3. Replace It

Sometimes, we are not able to get the exact things we want in life, but we can discover a viable replacement with which we can be satisfied.  A somewhat trivial example may concern a man who is fixated on buying a new Porsche but doesn’t have the money to make such a purchase.  This man may choose to either buy a used Porsche in good condition or he may end up purchasing a domestic sports car at a lower price.

A more serious example of replacing a missing tile may involve a woman who wanted to be an Olympic gymnast but never made it to the upper echelons of competition.   This woman may choose to open her own gymnastics studio or become a coach to young children.  By doing one of these things, she can still pursue her great passion for the sport even though her initial goal was not reached.

Personal Conclusions

Let’s get back to the personal examples which I mentioned above.  After my trauma following my recent attempt to obtain straight and sleek hair (see the post “Perspective and Appreciation”), I have decided that I need to forget about getting this missing tile.   I am choosing to accept the reality of my hair and to be grateful for what I have.  If I find myself feeling sad about the hair which I do not have, I will focus on the aspects of my appearance with which I am satisfied.  I will reflect upon my positive qualities and be grateful for those blessings instead of thinking about the “missing tile” of perfect hair.

The same is true for my thighs.  I have done all I am willing to do to make them slim and muscular.  I work out regularly and I eat well, but my thighs have not assumed the desired shape.  Since I am unwilling to pursue liposuction or extreme diet or exercise measures, I feel I need to forget the “tile” of perfect thighs.  I choose to focus on the fact that my legs are strong and effectively carry me through life.  I also choose clothing which puts less emphasis on my thighs and more emphasis on the body parts which I more readily embrace.

Self-acceptance and gratitude are key in terms of dealing with “missing tile syndrome.”   Be grateful for your blessings in life and put your focus there.  Work on accepting yourself and your life as they are, and stop lamenting your supposed “flaws” to the detriment of your happiness and inner peace.   Although I know these topics will continue to surface as I proceed with my “healing project,” I will close with the ever famous and always powerful Serenity Prayer:
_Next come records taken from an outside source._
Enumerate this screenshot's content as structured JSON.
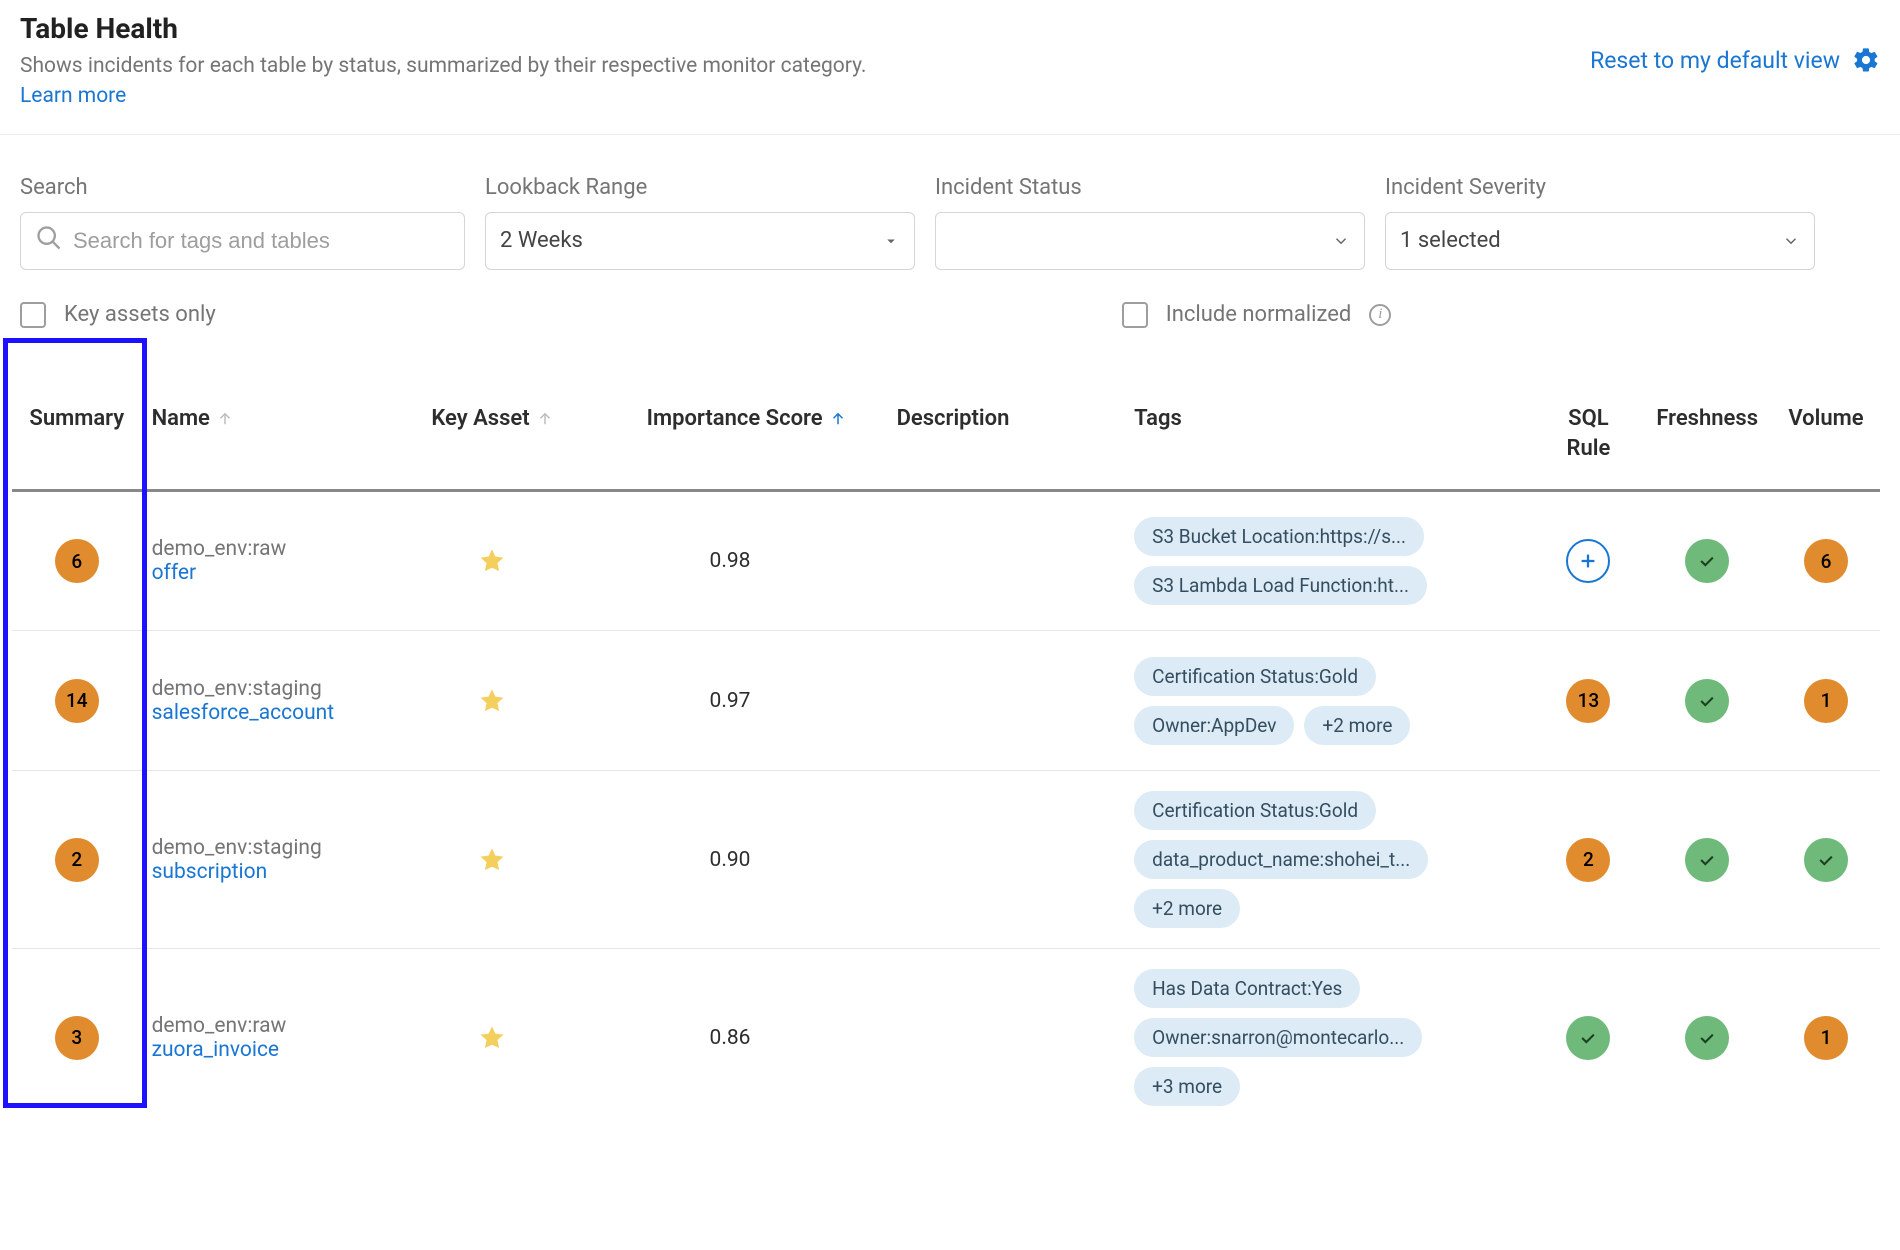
{
  "header": {
    "title": "Table Health",
    "subtitle_prefix": "Shows incidents for each table by status, summarized by their respective monitor category. ",
    "learn_more": "Learn more",
    "reset_link": "Reset to my default view"
  },
  "filters": {
    "search": {
      "label": "Search",
      "placeholder": "Search for tags and tables"
    },
    "lookback": {
      "label": "Lookback Range",
      "value": "2 Weeks"
    },
    "incident_status": {
      "label": "Incident Status",
      "value": ""
    },
    "incident_severity": {
      "label": "Incident Severity",
      "value": "1 selected"
    },
    "key_assets_only": {
      "label": "Key assets only"
    },
    "include_normalized": {
      "label": "Include normalized"
    }
  },
  "table": {
    "columns": {
      "summary": "Summary",
      "name": "Name",
      "key_asset": "Key Asset",
      "importance": "Importance Score",
      "description": "Description",
      "tags": "Tags",
      "sql_rule": "SQL Rule",
      "freshness": "Freshness",
      "volume": "Volume"
    },
    "rows": [
      {
        "summary": "6",
        "env": "demo_env:raw",
        "name": "offer",
        "key_asset": true,
        "score": "0.98",
        "description": "",
        "tags": [
          "S3 Bucket Location:https://s...",
          "S3 Lambda Load Function:ht..."
        ],
        "sql_rule": {
          "type": "plus"
        },
        "freshness": {
          "type": "check"
        },
        "volume": {
          "type": "count",
          "value": "6"
        }
      },
      {
        "summary": "14",
        "env": "demo_env:staging",
        "name": "salesforce_account",
        "key_asset": true,
        "score": "0.97",
        "description": "",
        "tags": [
          "Certification Status:Gold",
          "Owner:AppDev",
          "+2 more"
        ],
        "sql_rule": {
          "type": "count",
          "value": "13"
        },
        "freshness": {
          "type": "check"
        },
        "volume": {
          "type": "count",
          "value": "1"
        }
      },
      {
        "summary": "2",
        "env": "demo_env:staging",
        "name": "subscription",
        "key_asset": true,
        "score": "0.90",
        "description": "",
        "tags": [
          "Certification Status:Gold",
          "data_product_name:shohei_t...",
          "+2 more"
        ],
        "sql_rule": {
          "type": "count",
          "value": "2"
        },
        "freshness": {
          "type": "check"
        },
        "volume": {
          "type": "check"
        }
      },
      {
        "summary": "3",
        "env": "demo_env:raw",
        "name": "zuora_invoice",
        "key_asset": true,
        "score": "0.86",
        "description": "",
        "tags": [
          "Has Data Contract:Yes",
          "Owner:snarron@montecarlo...",
          "+3 more"
        ],
        "sql_rule": {
          "type": "check"
        },
        "freshness": {
          "type": "check"
        },
        "volume": {
          "type": "count",
          "value": "1"
        }
      }
    ]
  },
  "colors": {
    "link": "#1976d2",
    "badge_orange": "#e08b2d",
    "badge_green": "#6fb97a",
    "tag_bg": "#dcebf5",
    "highlight": "#1e11ff"
  }
}
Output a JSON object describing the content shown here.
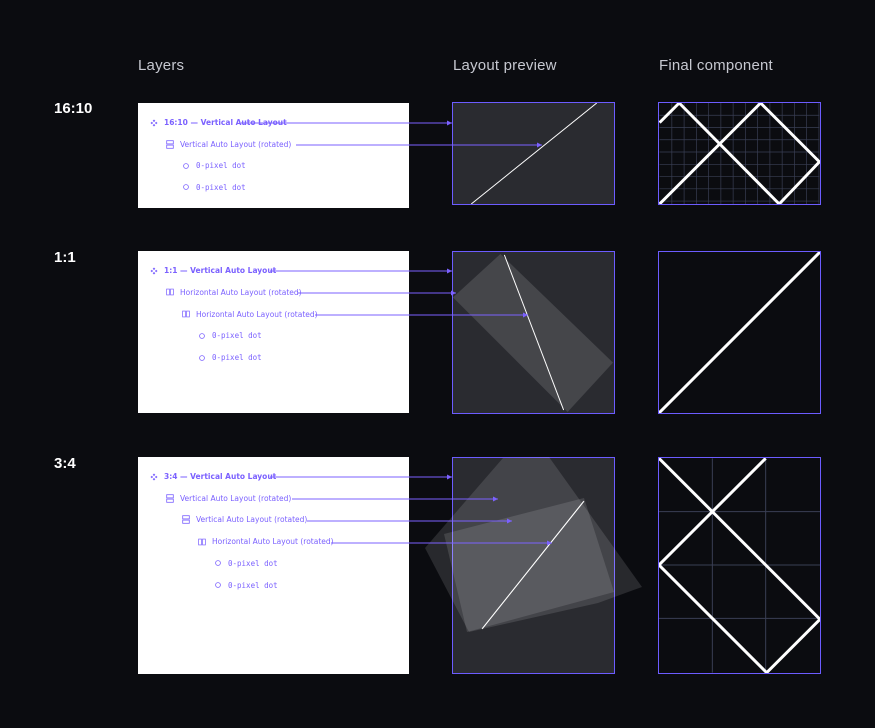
{
  "headers": {
    "layers": "Layers",
    "preview": "Layout preview",
    "final": "Final component"
  },
  "rows": [
    {
      "ratio": "16:10",
      "layers": [
        {
          "icon": "component-icon",
          "text": "16:10 — Vertical Auto Layout",
          "main": true
        },
        {
          "icon": "vertical-layout-icon",
          "text": "Vertical Auto Layout (rotated)"
        },
        {
          "icon": "dot-icon",
          "text": "0-pixel dot",
          "mono": true
        },
        {
          "icon": "dot-icon",
          "text": "0-pixel dot",
          "mono": true
        }
      ]
    },
    {
      "ratio": "1:1",
      "layers": [
        {
          "icon": "component-icon",
          "text": "1:1 — Vertical Auto Layout",
          "main": true
        },
        {
          "icon": "horizontal-layout-icon",
          "text": "Horizontal Auto Layout (rotated)"
        },
        {
          "icon": "horizontal-layout-icon",
          "text": "Horizontal Auto Layout (rotated)"
        },
        {
          "icon": "dot-icon",
          "text": "0-pixel dot",
          "mono": true
        },
        {
          "icon": "dot-icon",
          "text": "0-pixel dot",
          "mono": true
        }
      ]
    },
    {
      "ratio": "3:4",
      "layers": [
        {
          "icon": "component-icon",
          "text": "3:4 — Vertical Auto Layout",
          "main": true
        },
        {
          "icon": "vertical-layout-icon",
          "text": "Vertical Auto Layout (rotated)"
        },
        {
          "icon": "vertical-layout-icon",
          "text": "Vertical Auto Layout (rotated)"
        },
        {
          "icon": "horizontal-layout-icon",
          "text": "Horizontal Auto Layout (rotated)"
        },
        {
          "icon": "dot-icon",
          "text": "0-pixel dot",
          "mono": true
        },
        {
          "icon": "dot-icon",
          "text": "0-pixel dot",
          "mono": true
        }
      ]
    }
  ],
  "colors": {
    "accent": "#7b61ff",
    "border": "#6c5cff",
    "grid": "#3a3f55",
    "line": "#ffffff",
    "panel": "#ffffff",
    "background": "#0b0c10",
    "preview": "#2a2b30"
  }
}
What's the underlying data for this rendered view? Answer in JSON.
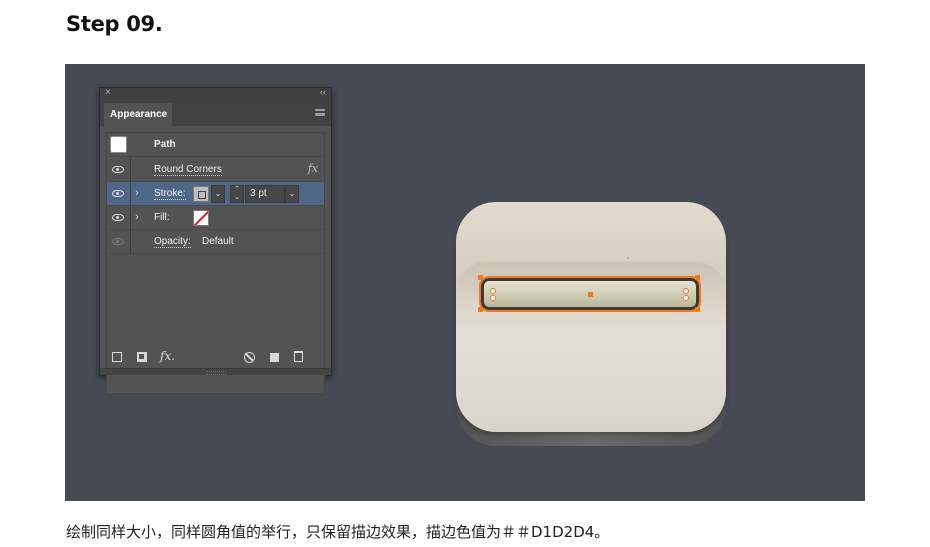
{
  "step_title": "Step 09.",
  "caption": "绘制同样大小，同样圆角值的举行，只保留描边效果，描边色值为＃＃D1D2D4。",
  "panel": {
    "close_glyph": "×",
    "collapse_glyph": "‹‹",
    "tab_label": "Appearance",
    "rows": [
      {
        "label": "Path",
        "type": "header"
      },
      {
        "label": "Round Corners",
        "visible": true,
        "fx": "fx"
      },
      {
        "label": "Stroke:",
        "visible": true,
        "expand": "›",
        "selected": true,
        "weight": "3 pt"
      },
      {
        "label": "Fill:",
        "visible": true,
        "expand": "›"
      },
      {
        "label": "Opacity:",
        "value": "Default",
        "visible": false
      }
    ],
    "bottom_icons": [
      "add-stroke-icon",
      "add-fill-icon",
      "fx-icon",
      "clear-appearance-icon",
      "duplicate-item-icon",
      "delete-item-icon"
    ],
    "fx_glyph": "fx."
  },
  "colors": {
    "stage_bg": "#464a52",
    "selection_row": "#4e6787",
    "anchor_orange": "#f07a22",
    "fill_red_slash": "#d21f2a"
  }
}
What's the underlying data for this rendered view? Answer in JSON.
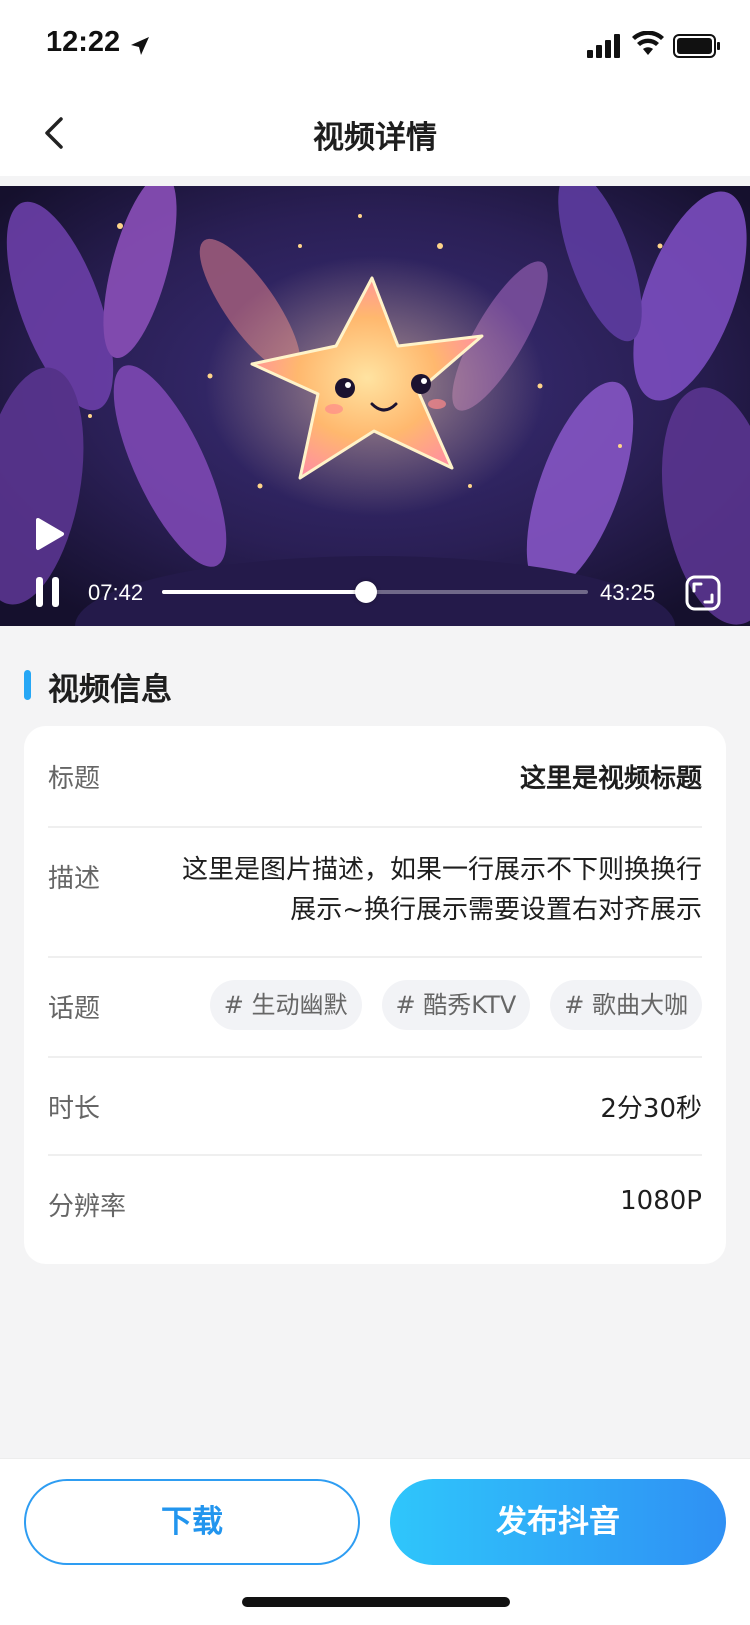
{
  "status_bar": {
    "time": "12:22",
    "icons": [
      "location-arrow-icon",
      "signal-icon",
      "wifi-icon",
      "battery-icon"
    ]
  },
  "nav": {
    "back_icon": "chevron-left-icon",
    "title": "视频详情"
  },
  "player": {
    "current_time": "07:42",
    "total_time": "43:25",
    "progress": 0.48,
    "icons": [
      "play-icon",
      "pause-icon",
      "fullscreen-icon"
    ]
  },
  "section": {
    "title": "视频信息",
    "accent_color": "#26a7f5"
  },
  "info": {
    "title_label": "标题",
    "title_value": "这里是视频标题",
    "desc_label": "描述",
    "desc_value": "这里是图片描述，如果一行展示不下则换换行展示~换行展示需要设置右对齐展示",
    "topic_label": "话题",
    "topics": [
      "# 生动幽默",
      "# 酷秀KTV",
      "# 歌曲大咖"
    ],
    "duration_label": "时长",
    "duration_value": "2分30秒",
    "resolution_label": "分辨率",
    "resolution_value": "1080P"
  },
  "actions": {
    "download_label": "下载",
    "publish_label": "发布抖音",
    "primary_gradient": [
      "#2fc6fb",
      "#2f90f4"
    ]
  }
}
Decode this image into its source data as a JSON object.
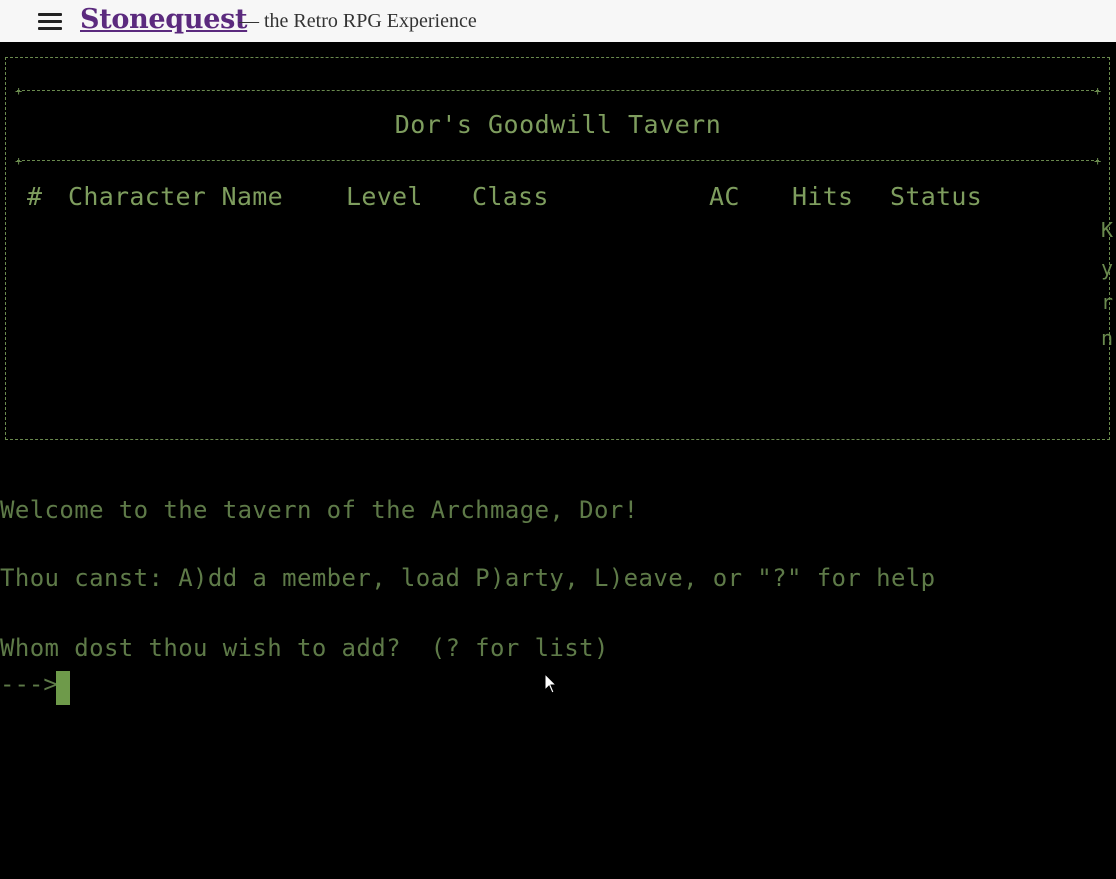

God grant me the serenity to accept the things I cannot change; the courage to change the things I can; and the wisdom to know the difference.

May we all live in peace and serenity and embrace our life challenges with courage and wisdom!